Quote the records beneath, complete and exact. Leave out images.

▶ _Dataset excerpts_
____________________

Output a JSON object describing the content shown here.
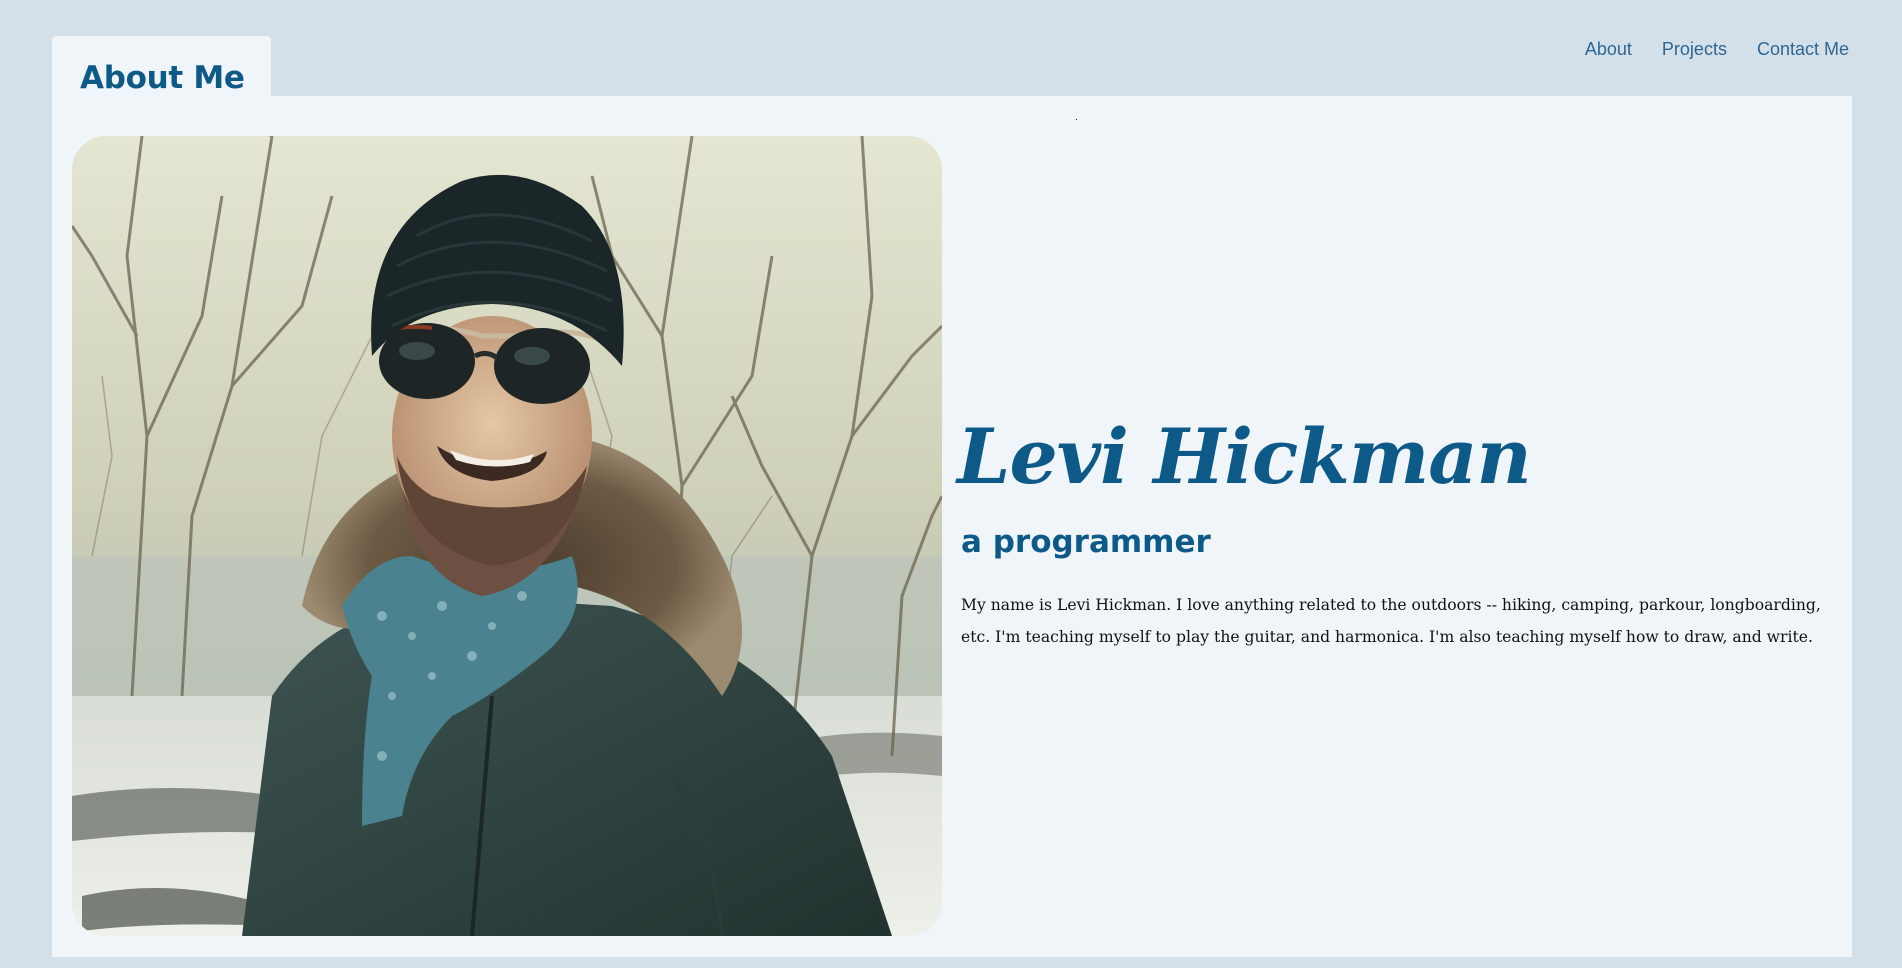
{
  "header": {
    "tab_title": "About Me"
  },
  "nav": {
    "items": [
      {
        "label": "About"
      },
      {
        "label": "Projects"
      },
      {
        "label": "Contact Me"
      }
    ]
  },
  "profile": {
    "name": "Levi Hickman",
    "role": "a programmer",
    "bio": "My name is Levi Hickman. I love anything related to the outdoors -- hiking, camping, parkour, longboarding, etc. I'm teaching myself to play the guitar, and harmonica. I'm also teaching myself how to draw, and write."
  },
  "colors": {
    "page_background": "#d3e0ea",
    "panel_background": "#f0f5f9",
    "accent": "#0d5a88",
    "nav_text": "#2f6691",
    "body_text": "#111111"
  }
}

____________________

▶ _Solution to the exercise_
Output a JSON object describing the content shown here.
{
  "header": {
    "tab_title": "About Me"
  },
  "nav": {
    "items": [
      {
        "label": "About"
      },
      {
        "label": "Projects"
      },
      {
        "label": "Contact Me"
      }
    ]
  },
  "profile": {
    "name": "Levi Hickman",
    "role": "a programmer",
    "bio": "My name is Levi Hickman. I love anything related to the outdoors -- hiking, camping, parkour, longboarding, etc. I'm teaching myself to play the guitar, and harmonica. I'm also teaching myself how to draw, and write."
  },
  "colors": {
    "page_background": "#d3e0ea",
    "panel_background": "#f0f5f9",
    "accent": "#0d5a88",
    "nav_text": "#2f6691",
    "body_text": "#111111"
  }
}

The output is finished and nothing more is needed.